Aim of the exercise
The expected answer is every line of the material that contains the word "annotated".

Records supplied
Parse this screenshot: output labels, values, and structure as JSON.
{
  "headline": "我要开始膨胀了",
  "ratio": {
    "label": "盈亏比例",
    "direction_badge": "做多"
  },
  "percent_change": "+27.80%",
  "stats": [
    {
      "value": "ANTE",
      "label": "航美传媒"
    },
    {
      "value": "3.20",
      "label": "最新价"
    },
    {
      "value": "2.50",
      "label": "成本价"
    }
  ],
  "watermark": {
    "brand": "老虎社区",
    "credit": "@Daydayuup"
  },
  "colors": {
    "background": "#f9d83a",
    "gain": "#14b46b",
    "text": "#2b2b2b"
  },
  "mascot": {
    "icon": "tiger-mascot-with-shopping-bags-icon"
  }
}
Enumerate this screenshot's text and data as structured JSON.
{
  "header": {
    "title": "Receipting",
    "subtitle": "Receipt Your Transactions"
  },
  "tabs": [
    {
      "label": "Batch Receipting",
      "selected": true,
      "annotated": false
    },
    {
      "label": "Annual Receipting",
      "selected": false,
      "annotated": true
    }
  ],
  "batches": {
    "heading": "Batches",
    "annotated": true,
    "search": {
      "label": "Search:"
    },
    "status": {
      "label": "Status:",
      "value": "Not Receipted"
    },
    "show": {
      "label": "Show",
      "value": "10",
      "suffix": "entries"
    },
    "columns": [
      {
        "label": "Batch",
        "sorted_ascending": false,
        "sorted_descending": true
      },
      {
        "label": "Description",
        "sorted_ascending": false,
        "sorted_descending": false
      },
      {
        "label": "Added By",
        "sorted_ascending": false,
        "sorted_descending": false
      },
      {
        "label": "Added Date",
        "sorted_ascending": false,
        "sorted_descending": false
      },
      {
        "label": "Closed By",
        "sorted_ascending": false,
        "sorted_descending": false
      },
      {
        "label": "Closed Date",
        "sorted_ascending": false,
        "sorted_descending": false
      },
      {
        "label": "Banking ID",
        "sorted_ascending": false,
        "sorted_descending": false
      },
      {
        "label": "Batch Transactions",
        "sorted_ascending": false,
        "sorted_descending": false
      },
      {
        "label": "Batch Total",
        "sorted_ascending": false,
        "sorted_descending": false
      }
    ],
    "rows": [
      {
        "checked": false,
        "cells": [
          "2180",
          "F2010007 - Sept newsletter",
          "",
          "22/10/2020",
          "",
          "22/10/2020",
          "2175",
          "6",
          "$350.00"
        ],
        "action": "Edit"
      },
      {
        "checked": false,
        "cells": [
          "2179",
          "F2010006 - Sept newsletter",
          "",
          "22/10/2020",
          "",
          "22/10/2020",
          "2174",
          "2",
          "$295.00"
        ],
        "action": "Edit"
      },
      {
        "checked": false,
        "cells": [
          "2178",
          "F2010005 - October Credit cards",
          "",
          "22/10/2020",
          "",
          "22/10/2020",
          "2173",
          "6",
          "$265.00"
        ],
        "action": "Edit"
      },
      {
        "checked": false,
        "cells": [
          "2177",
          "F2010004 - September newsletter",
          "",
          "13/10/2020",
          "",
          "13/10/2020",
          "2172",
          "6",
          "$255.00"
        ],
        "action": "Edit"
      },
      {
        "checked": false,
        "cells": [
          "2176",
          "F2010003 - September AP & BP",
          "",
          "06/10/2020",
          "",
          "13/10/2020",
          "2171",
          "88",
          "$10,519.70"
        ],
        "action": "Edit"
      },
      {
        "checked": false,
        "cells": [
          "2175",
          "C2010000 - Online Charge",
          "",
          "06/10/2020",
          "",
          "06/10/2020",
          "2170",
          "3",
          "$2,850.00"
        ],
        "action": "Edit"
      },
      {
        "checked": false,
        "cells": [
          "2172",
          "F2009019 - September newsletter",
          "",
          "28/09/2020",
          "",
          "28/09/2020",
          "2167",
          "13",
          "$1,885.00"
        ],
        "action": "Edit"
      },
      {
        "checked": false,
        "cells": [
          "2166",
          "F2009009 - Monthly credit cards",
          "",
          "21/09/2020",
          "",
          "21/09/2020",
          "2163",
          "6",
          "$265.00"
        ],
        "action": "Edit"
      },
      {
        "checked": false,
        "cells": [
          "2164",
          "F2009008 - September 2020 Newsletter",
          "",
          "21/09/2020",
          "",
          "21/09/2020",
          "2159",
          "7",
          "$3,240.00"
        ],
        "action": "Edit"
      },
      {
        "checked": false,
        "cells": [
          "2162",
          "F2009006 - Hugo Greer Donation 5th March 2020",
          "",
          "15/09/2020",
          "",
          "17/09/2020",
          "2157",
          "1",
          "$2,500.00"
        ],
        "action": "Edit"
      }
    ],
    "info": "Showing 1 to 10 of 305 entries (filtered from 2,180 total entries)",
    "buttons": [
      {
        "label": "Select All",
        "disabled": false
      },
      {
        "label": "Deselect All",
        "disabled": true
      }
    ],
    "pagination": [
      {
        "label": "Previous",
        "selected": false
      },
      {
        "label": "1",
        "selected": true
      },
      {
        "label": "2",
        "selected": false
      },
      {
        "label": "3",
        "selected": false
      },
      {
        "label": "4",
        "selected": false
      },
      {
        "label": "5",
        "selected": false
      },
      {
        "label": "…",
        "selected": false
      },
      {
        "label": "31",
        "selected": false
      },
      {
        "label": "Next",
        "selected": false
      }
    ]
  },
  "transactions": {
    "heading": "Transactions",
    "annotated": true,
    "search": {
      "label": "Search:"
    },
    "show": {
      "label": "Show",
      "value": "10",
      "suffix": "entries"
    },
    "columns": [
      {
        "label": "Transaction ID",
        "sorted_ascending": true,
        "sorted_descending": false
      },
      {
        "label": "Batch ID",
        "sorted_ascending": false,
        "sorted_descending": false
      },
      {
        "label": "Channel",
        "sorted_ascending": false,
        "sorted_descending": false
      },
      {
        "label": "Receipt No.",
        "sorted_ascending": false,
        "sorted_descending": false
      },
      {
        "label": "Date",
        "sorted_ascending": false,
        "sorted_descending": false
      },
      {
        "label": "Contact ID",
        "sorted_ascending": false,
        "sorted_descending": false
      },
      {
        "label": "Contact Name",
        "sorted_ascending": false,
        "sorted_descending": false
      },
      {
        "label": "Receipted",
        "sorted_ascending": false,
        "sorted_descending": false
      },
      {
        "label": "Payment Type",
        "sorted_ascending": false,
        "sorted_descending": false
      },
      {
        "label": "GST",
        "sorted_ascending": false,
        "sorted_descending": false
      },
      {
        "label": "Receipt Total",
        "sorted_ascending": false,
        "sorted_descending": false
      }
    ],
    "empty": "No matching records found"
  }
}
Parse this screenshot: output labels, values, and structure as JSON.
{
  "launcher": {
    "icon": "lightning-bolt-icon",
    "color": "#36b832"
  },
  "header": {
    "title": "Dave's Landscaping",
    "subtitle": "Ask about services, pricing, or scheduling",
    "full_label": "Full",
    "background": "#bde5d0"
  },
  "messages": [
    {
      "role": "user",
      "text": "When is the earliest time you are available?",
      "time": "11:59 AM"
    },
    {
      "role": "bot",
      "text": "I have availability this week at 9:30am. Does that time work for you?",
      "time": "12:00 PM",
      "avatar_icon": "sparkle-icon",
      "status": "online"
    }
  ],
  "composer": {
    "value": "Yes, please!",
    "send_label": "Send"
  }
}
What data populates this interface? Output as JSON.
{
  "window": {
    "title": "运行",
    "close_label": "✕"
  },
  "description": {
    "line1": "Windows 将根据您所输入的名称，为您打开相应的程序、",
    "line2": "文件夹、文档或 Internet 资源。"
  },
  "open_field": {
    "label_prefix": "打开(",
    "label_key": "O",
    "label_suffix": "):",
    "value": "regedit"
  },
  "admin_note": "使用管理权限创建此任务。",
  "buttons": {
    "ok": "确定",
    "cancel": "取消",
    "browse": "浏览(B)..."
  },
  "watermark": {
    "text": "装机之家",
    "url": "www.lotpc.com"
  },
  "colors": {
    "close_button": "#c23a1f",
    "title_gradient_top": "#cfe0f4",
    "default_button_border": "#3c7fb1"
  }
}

Result of the exercise
      "annotated": false
      "annotated": true
    "annotated": true,
    "annotated": true,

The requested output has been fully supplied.